Just as you would thank them for seeing you directly after the interview, you should thank them once again for having allowed you the opportunity to interview with them even when not successful in getting the role. A simple and short letter thanking them for their time and the opportunity and letting them know that you look forward to interviewing again in the future is a good way to stay on the radar and nurture the connection. Showing continued interest in the organisation keeps that door open and demonstrates that you are the kind of person who keeps going despite major setbacks – a fantastic quality.
Ask for feedback
Feedback is crucial when you’ve been unsuccessful in landing a job, especially when you thought you had it in the bag. It’s perfectly acceptable to ask the hiring manager for a rundown on what you were lacking that meant you weren’t considered right for the role. If you use a recruitment agency, they will already be on the case getting all of the useful feedback for you, so make sure you take some time to talk to your consultant.
Re-read the job spec and run through the interview in your mind again. Are you looking at the interview with rose-tinted glasses? You might find that by going back over it, you do see some areas where you fell a little short of the mark. The ability to self-evaluate is a useful one to have so take the opportunity to have a go at honing this skill.
Once you’ve sent the letters, introspected, gained feedback from the organisation or your recruitment consultant, move on. It’s now time to forget about the fact that you didn’t get that particular role and look forward to the next opportunity. Keep in mind the feedback you gained from the last interview and work on it. You can only improve.

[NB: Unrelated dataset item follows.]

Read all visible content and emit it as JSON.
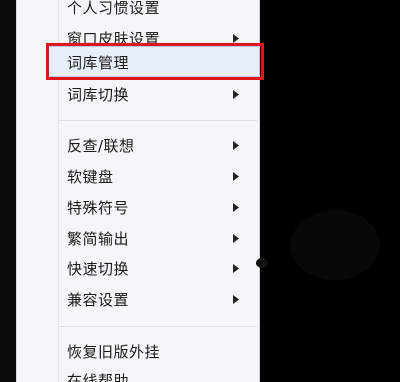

Nobody would disagree that job rejections are hard, especially if you really believed that you were perfect for the role. How you handle the rejection will dictate how quickly you recover from it as well as how quickly you get that next interview lined up.